### Stored data:
◇ ◇ ◇ ◇

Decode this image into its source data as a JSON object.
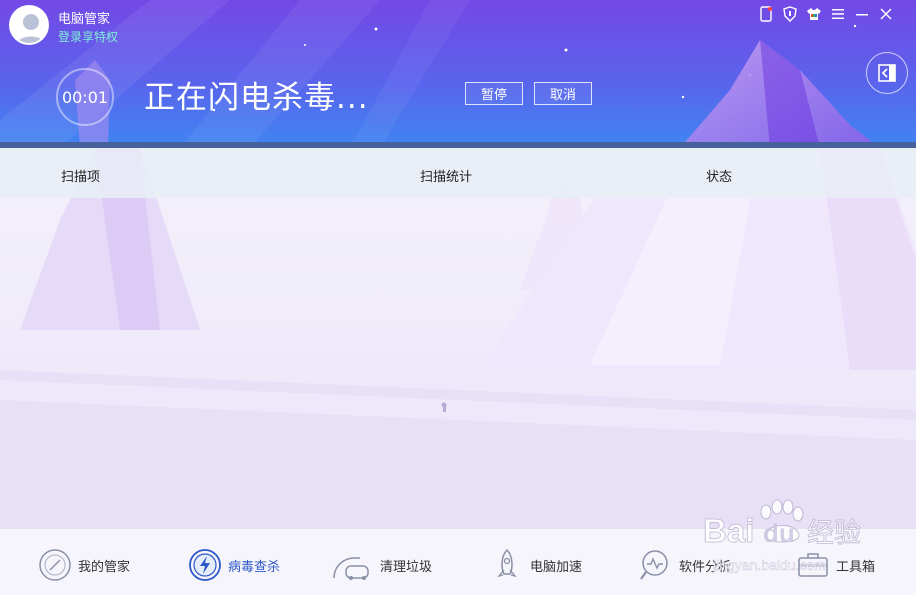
{
  "header": {
    "app_name": "电脑管家",
    "login_text": "登录享特权",
    "timer": "00:01",
    "scan_title": "正在闪电杀毒...",
    "pause_label": "暂停",
    "cancel_label": "取消"
  },
  "window_controls": [
    "phone-icon",
    "shield-icon",
    "shirt-icon",
    "menu-icon",
    "minimize-icon",
    "close-icon"
  ],
  "columns": {
    "scan_item": "扫描项",
    "scan_stats": "扫描统计",
    "status": "状态"
  },
  "nav": {
    "items": [
      {
        "label": "我的管家",
        "icon": "home-icon"
      },
      {
        "label": "病毒查杀",
        "icon": "lightning-shield-icon",
        "active": true
      },
      {
        "label": "清理垃圾",
        "icon": "vacuum-icon"
      },
      {
        "label": "电脑加速",
        "icon": "rocket-icon"
      },
      {
        "label": "软件分析",
        "icon": "magnifier-icon"
      },
      {
        "label": "工具箱",
        "icon": "toolbox-icon"
      }
    ]
  },
  "watermark": {
    "brand": "Bai",
    "brand_tail": "du",
    "suffix": "经验",
    "url": "jingyan.baidu.com"
  },
  "colors": {
    "header_top": "#6b4ee8",
    "header_bottom": "#3f82f0",
    "accent": "#2d57c8",
    "login_text": "#7ef0d6"
  }
}
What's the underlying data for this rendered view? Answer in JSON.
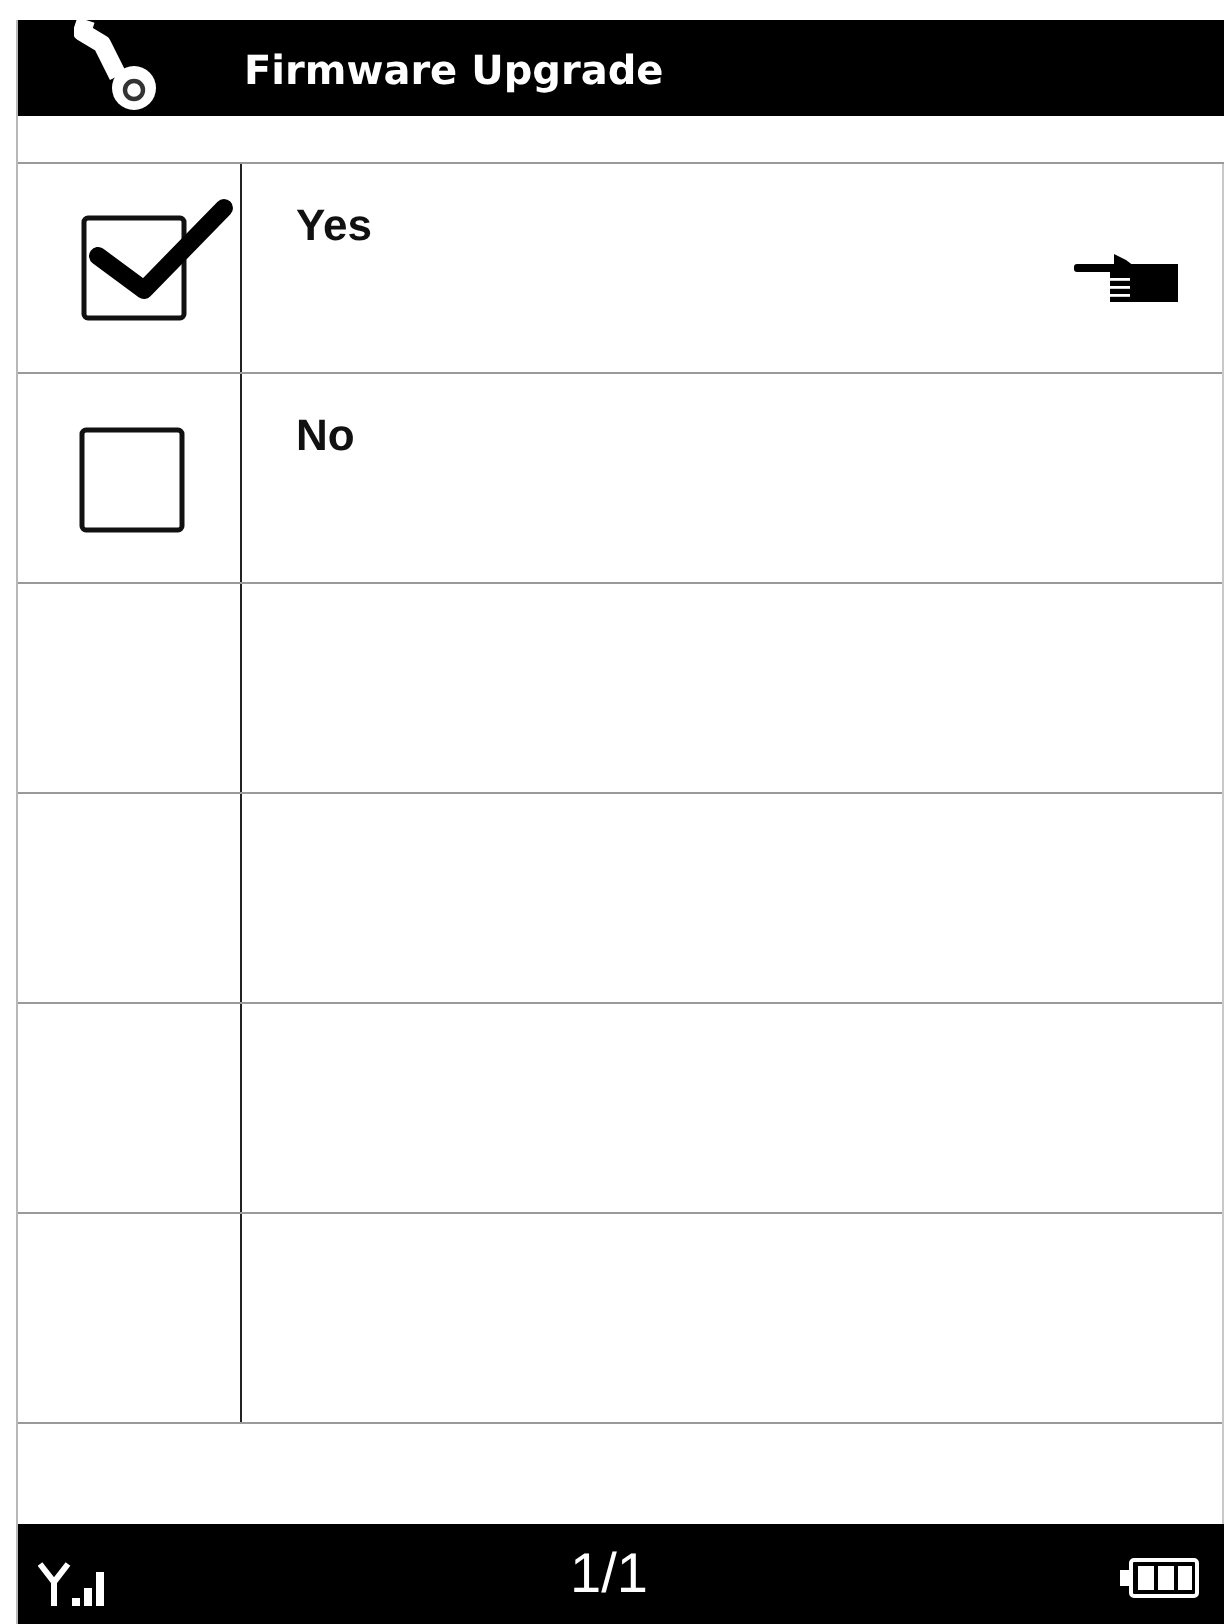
{
  "title_bar": {
    "title": "Firmware Upgrade"
  },
  "options": [
    {
      "label": "Yes",
      "checked": true,
      "selected": true
    },
    {
      "label": "No",
      "checked": false,
      "selected": false
    }
  ],
  "status_bar": {
    "page": "1/1"
  }
}
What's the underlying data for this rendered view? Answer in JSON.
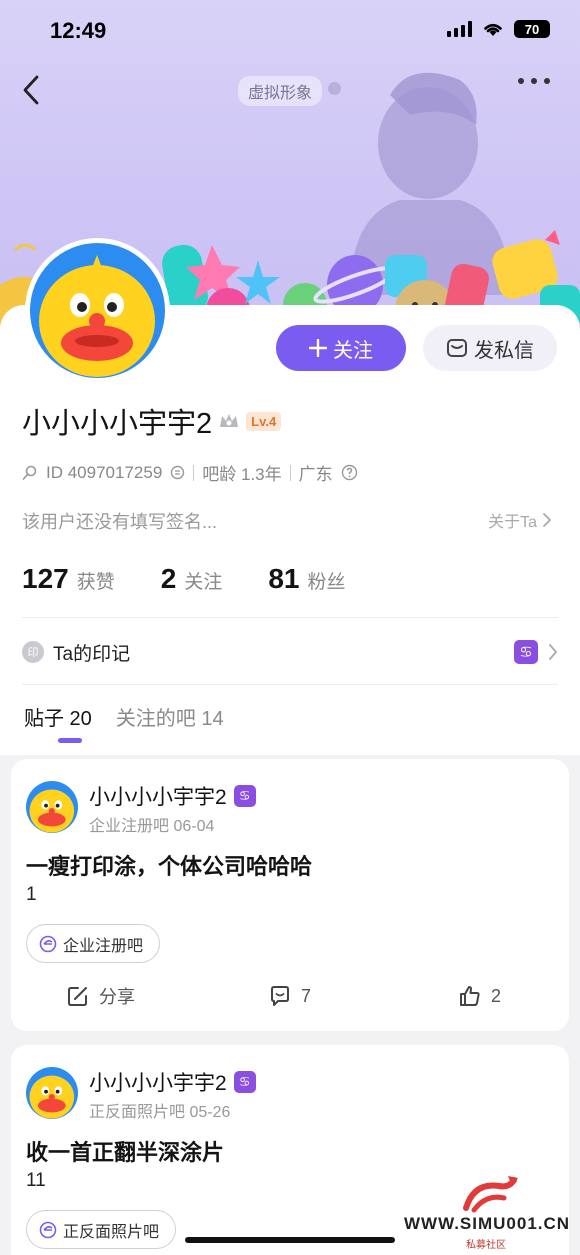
{
  "status_bar": {
    "time": "12:49",
    "battery": "70"
  },
  "header": {
    "virtual_tag": "虚拟形象"
  },
  "profile": {
    "follow_label": "关注",
    "message_label": "发私信",
    "username": "小小小小宇宇2",
    "level": "Lv.4",
    "id_text": "ID 4097017259",
    "age_text": "吧龄 1.3年",
    "location": "广东",
    "signature": "该用户还没有填写签名...",
    "about_link": "关于Ta",
    "stats": [
      {
        "num": "127",
        "label": "获赞"
      },
      {
        "num": "2",
        "label": "关注"
      },
      {
        "num": "81",
        "label": "粉丝"
      }
    ],
    "imprint_icon": "印",
    "imprint_label": "Ta的印记",
    "zodiac": "♋"
  },
  "tabs": [
    {
      "label": "贴子 20"
    },
    {
      "label": "关注的吧 14"
    }
  ],
  "posts": [
    {
      "author": "小小小小宇宇2",
      "forum_date": "企业注册吧   06-04",
      "title": "一瘦打印涂，个体公司哈哈哈",
      "body": "1",
      "forum_chip": "企业注册吧",
      "share_label": "分享",
      "comments": "7",
      "likes": "2"
    },
    {
      "author": "小小小小宇宇2",
      "forum_date": "正反面照片吧   05-26",
      "title": "收一首正翻半深涂片",
      "body": "11",
      "forum_chip": "正反面照片吧"
    }
  ],
  "watermark": {
    "text": "WWW.SIMU001.CN",
    "sub": "私募社区"
  }
}
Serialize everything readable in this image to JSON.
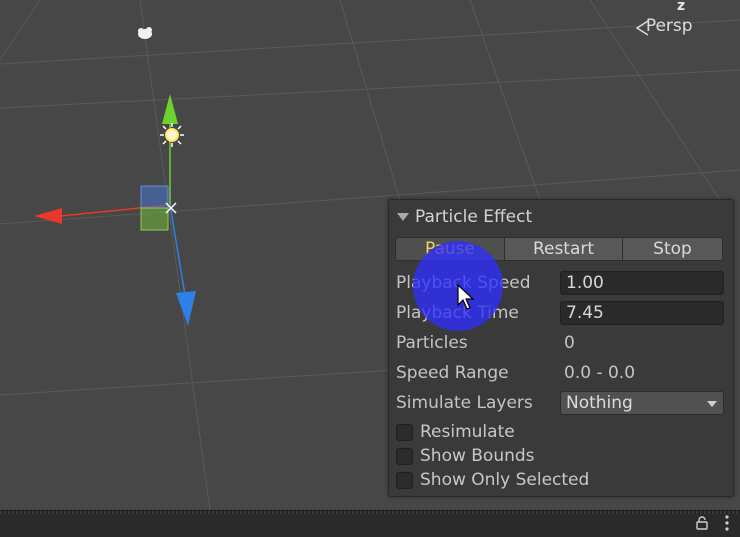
{
  "scene": {
    "view_label": "Persp",
    "axis_label": "z"
  },
  "panel": {
    "title": "Particle Effect",
    "buttons": {
      "pause": "Pause",
      "restart": "Restart",
      "stop": "Stop"
    },
    "playback_speed": {
      "label": "Playback Speed",
      "value": "1.00"
    },
    "playback_time": {
      "label": "Playback Time",
      "value": "7.45"
    },
    "particles": {
      "label": "Particles",
      "value": "0"
    },
    "speed_range": {
      "label": "Speed Range",
      "value": "0.0 - 0.0"
    },
    "simulate_layers": {
      "label": "Simulate Layers",
      "value": "Nothing"
    },
    "checkboxes": {
      "resimulate": "Resimulate",
      "show_bounds": "Show Bounds",
      "show_only_selected": "Show Only Selected"
    }
  },
  "colors": {
    "pause_text": "#f0d65c",
    "gizmo_x": "#e8392a",
    "gizmo_y": "#6ed12e",
    "gizmo_z": "#2e7fe8"
  }
}
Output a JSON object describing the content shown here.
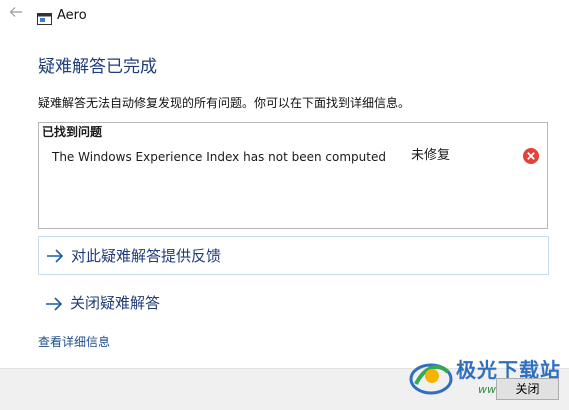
{
  "window": {
    "title": "Aero",
    "back_icon": "back-arrow-icon",
    "app_icon": "troubleshooter-window-icon"
  },
  "main": {
    "heading": "疑难解答已完成",
    "description": "疑难解答无法自动修复发现的所有问题。你可以在下面找到详细信息。",
    "problems": {
      "title": "已找到问题",
      "items": [
        {
          "name": "The Windows Experience Index has not been computed",
          "status": "未修复",
          "status_icon": "error-x-icon"
        }
      ]
    },
    "links": {
      "feedback": "对此疑难解答提供反馈",
      "close_troubleshooter": "关闭疑难解答"
    },
    "details_link": "查看详细信息"
  },
  "footer": {
    "close_button": "关闭"
  },
  "watermark": {
    "text": "极光下载站",
    "url": "www.xz7.com"
  },
  "colors": {
    "heading": "#1f3d7a",
    "link": "#1e4e8c",
    "error": "#e5423a",
    "footer_bg": "#f0f0f0"
  }
}
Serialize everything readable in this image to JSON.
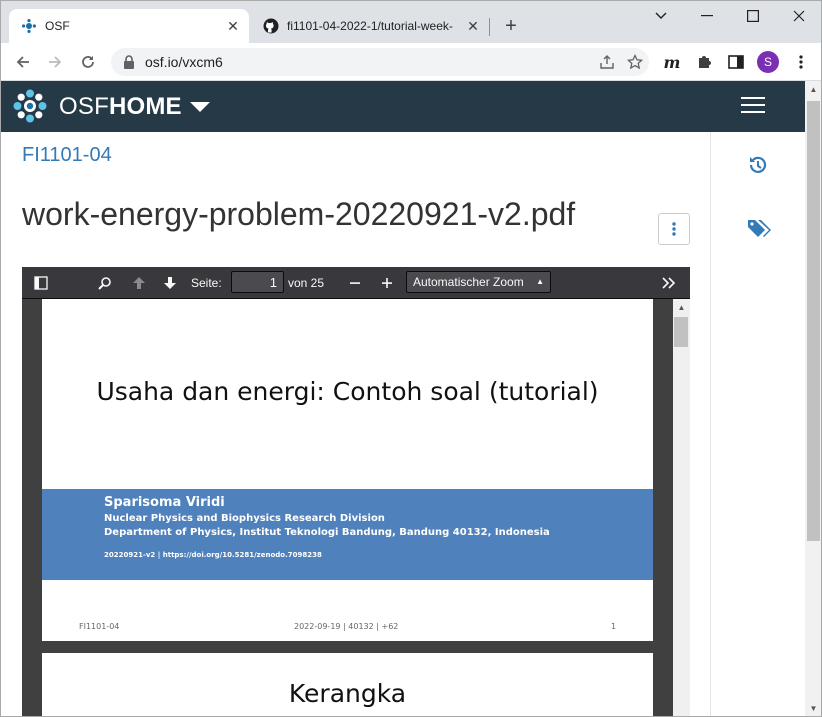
{
  "browser": {
    "tabs": [
      {
        "title": "OSF",
        "favicon": "osf-logo-icon",
        "active": true
      },
      {
        "title": "fi1101-04-2022-1/tutorial-week-",
        "favicon": "github-icon",
        "active": false
      }
    ],
    "url": "osf.io/vxcm6",
    "profile_initial": "S",
    "profile_color": "#7b2fb3"
  },
  "osf": {
    "brand_light": "OSF",
    "brand_bold": "HOME",
    "nav_color": "#263947"
  },
  "page": {
    "project_name": "FI1101-04",
    "file_name": "work-energy-problem-20220921-v2.pdf",
    "link_color": "#337ab7"
  },
  "pdf_viewer": {
    "page_label": "Seite:",
    "page_value": "1",
    "page_count_label": "von 25",
    "zoom_value": "Automatischer Zoom"
  },
  "pdf_pages": {
    "page1": {
      "title": "Usaha dan energi: Contoh soal (tutorial)",
      "author": "Sparisoma Viridi",
      "division": "Nuclear Physics and Biophysics Research Division",
      "department": "Department of Physics, Institut Teknologi Bandung, Bandung 40132, Indonesia",
      "doi_line": "20220921-v2 | https://doi.org/10.5281/zenodo.7098238",
      "footer_left": "FI1101-04",
      "footer_center": "2022-09-19 | 40132 | +62",
      "footer_right": "1",
      "banner_color": "#4f81bd"
    },
    "page2": {
      "title": "Kerangka"
    }
  }
}
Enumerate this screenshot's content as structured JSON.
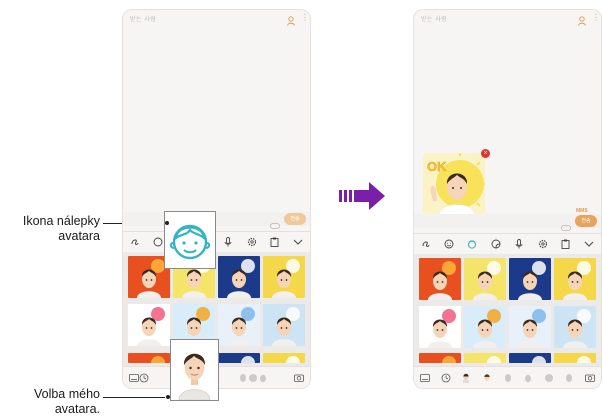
{
  "callouts": {
    "sticker_icon": {
      "line1": "Ikona nálepky",
      "line2": "avatara"
    },
    "my_avatar": {
      "line1": "Volba mého",
      "line2": "avatara."
    }
  },
  "screen": {
    "header_text": "받는 사람",
    "send_label": "전송",
    "mms_label": "MMS",
    "delete_glyph": "×"
  },
  "icons": {
    "contact": "contact-icon",
    "more": "more-vertical-icon",
    "attach": "paperclip-icon",
    "toolbar_left": [
      "handwriting-icon",
      "emoji-icon",
      "avatar-sticker-icon",
      "sticker-icon",
      "microphone-icon",
      "settings-icon",
      "clipboard-icon",
      "chevron-down-icon"
    ],
    "bottom_left": [
      "keyboard-icon",
      "recent-icon",
      "my-avatar-icon",
      "avatar-face-icon",
      "avatar-face-icon",
      "avatar-face-icon",
      "avatar-face-icon",
      "avatar-face-icon",
      "camera-icon"
    ]
  },
  "colors": {
    "accent": "#e39a4a",
    "send_disabled": "#f0c89c",
    "sticker_icon_teal": "#36b3c2",
    "delete_red": "#e0342c",
    "arrow_purple": "#7a1fa8"
  },
  "stickers": [
    {
      "bg": "#e8501f",
      "accent": "#ffb53a"
    },
    {
      "bg": "#f5e46a",
      "accent": "#ffffff"
    },
    {
      "bg": "#1c3a8a",
      "accent": "#ffffff"
    },
    {
      "bg": "#f5d84a",
      "accent": "#ffffff"
    },
    {
      "bg": "#ffffff",
      "accent": "#f25b7c"
    },
    {
      "bg": "#d9ecfa",
      "accent": "#f5a623"
    },
    {
      "bg": "#e8f1fa",
      "accent": "#7fb6e8"
    },
    {
      "bg": "#cde4f5",
      "accent": "#ffffff"
    }
  ]
}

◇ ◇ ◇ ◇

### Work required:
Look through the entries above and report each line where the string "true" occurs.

### Result below:
        "active": true
      "checked": true,
      "selected": true
        "active": true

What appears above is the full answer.